As I type this very sentence, I’m in prep mode for the Smashing Pumpkins concert tonight at the NorVa, in Norfolk, VA. Yesterday, however, I was in conversation with the man who fronts the Smashing Pumpkins: Billy Corgan. The opportunity to chat with Corgan came up at the last second, so I’m in debt to my friends and fellow writers who stepped up to the plate and provided me with a few questions, but I managed to slip in a few of my own invention as well. During our conversation, we discussed the current state of the Pumpkins (as you probably already know, he’s the only original member in the line-up), their new music, why he gets frustrated with fans who can’t get exited about his attempts to move forward, and the chances of seeing him playing alongside Jimmy Chamberlin, James Iha, and D’arcy Wretzky again anytime soon. Hint: it’s about as likely as world peace.
Billy Corgan: Hi, Will!
Bullz-Eye: Hey, Billy, good to talk to you!
BC: Thank you!
BE: Well, I know you guys are on tour at the moment, but I actually wanted to kick off by asking you about something from the studio. How did the release of the Teargarden by Kaleidyscope Vol. 1 EP go for you? Was the reaction better or worse than you expected?
BC: It was…probably in the range of expectation, which I have to admit wasn’t real high. (Laughs) Because I knew that I was doing something kind of different, and I thought it would take awhile to put across the different ideas. Not just musical, but, y’know, “Why free? Why have a limited edition?” All of these types of things. I think that part’s gone okay. Musically, I’ve been more focused on trying to figure out a sort of musical way to connect and how that’s going to work over the long range in keeping myself and fans interested. I’ve been sort of more focused on that.

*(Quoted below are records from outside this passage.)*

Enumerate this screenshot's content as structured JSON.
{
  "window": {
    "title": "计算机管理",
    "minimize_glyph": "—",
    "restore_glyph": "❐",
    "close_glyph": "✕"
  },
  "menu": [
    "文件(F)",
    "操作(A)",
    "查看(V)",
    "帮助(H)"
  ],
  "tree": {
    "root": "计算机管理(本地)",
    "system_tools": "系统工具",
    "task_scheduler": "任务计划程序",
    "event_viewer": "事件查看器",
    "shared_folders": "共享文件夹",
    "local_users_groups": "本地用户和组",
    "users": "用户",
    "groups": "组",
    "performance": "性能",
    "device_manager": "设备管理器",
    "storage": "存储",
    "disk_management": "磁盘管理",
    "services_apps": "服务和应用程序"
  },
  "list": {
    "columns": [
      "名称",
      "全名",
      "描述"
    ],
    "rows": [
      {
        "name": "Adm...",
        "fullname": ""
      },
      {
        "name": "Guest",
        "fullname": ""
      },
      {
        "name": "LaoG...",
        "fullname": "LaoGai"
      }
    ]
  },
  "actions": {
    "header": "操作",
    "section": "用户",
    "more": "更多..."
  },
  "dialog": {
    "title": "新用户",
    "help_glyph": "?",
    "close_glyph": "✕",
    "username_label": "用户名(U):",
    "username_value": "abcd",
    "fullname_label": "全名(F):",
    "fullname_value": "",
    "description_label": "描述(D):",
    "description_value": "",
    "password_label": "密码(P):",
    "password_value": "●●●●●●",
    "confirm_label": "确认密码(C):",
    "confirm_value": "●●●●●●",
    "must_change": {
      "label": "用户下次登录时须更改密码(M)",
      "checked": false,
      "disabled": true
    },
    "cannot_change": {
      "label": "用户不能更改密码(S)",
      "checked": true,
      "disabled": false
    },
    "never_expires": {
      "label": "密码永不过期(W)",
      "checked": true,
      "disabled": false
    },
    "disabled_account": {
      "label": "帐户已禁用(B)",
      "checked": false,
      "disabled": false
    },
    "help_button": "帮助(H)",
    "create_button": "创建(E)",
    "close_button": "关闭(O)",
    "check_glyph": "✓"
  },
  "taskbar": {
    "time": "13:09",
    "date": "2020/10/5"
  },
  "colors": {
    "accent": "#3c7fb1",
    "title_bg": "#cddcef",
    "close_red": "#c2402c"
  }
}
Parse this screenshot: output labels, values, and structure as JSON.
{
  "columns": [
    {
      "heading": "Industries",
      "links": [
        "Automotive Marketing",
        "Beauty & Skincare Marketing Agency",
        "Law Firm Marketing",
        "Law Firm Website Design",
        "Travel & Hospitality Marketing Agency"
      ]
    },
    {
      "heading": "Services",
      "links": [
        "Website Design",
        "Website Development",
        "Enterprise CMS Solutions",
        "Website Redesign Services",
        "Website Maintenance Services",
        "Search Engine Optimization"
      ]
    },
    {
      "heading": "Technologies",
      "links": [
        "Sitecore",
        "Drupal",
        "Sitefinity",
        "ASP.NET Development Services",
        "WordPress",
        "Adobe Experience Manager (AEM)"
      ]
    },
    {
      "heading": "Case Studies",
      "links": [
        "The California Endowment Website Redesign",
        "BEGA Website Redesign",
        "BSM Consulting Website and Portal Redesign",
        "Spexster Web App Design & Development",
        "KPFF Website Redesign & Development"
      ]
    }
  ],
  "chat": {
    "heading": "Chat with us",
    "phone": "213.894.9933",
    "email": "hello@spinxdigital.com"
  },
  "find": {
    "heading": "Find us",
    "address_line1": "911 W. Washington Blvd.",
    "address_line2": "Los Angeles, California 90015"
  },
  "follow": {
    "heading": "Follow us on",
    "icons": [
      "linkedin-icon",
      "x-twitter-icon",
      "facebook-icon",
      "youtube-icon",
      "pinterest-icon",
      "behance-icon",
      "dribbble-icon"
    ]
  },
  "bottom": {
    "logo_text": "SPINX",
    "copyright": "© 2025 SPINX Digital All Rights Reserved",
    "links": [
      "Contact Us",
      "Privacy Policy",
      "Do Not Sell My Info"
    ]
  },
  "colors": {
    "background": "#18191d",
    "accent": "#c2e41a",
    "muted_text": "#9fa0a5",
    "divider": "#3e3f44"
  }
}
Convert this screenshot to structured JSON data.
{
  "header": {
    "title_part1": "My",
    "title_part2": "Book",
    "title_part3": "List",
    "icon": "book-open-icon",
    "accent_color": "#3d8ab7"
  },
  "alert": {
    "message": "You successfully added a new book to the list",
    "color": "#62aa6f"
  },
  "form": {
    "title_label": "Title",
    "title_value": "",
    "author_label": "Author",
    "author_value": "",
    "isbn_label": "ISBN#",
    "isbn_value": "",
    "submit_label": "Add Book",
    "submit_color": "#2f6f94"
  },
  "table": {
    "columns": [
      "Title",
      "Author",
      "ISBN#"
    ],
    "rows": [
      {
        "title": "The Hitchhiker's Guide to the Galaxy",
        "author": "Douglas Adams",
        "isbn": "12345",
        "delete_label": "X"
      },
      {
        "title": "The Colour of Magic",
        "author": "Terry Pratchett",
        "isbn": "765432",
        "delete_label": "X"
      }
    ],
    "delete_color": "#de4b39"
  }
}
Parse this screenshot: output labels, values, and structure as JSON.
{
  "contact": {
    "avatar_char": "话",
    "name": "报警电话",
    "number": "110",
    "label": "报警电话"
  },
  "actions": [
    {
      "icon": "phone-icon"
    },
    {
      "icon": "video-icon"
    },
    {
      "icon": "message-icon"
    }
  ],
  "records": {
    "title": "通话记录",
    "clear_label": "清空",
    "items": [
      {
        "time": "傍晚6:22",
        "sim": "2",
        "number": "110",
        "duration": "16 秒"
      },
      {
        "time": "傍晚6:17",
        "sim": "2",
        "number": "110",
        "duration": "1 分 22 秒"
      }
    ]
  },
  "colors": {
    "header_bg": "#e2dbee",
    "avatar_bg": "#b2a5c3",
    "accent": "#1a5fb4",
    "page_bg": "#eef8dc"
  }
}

BE: Of the songs I’ve heard thus far, I think my favorite song is “A Stitch in Time.”
BC: Oh, thank you! That’s funny, I was just talking about that: some of the hardcore Smashing Pumpkins fans don’t think very much of that song, and I don’t understand why. I think it’s a very strong song.
BE: I mean this in the best possible way, but…it’s very much a pop song.
BC: (Hesitates) Yeah, but I also think it fits well with some of my other acoustic material, like “Disarm” and things like that. It’s very hard to write an acoustic song that has a narrative just within the acoustic form, if that makes sense, where the song can just hold up as an acoustic song and not just be, like, a nice song that you’re playing acoustically. I sort of look at them differently. And I see it in that way. Maybe people don’t like the production on it, I don’t know. But, yeah, I really like it. It’s one my favorite songs.
BE: So will these songs be collected in the future, a la The Aeroplane Flies High?
BC: Yeah, the plan is to ultimately create a full box that would include all the released material, hopefully some unreleased material, and then maybe, like, a DVD or a documentary. Some kind of reason to get the whole thing all at once.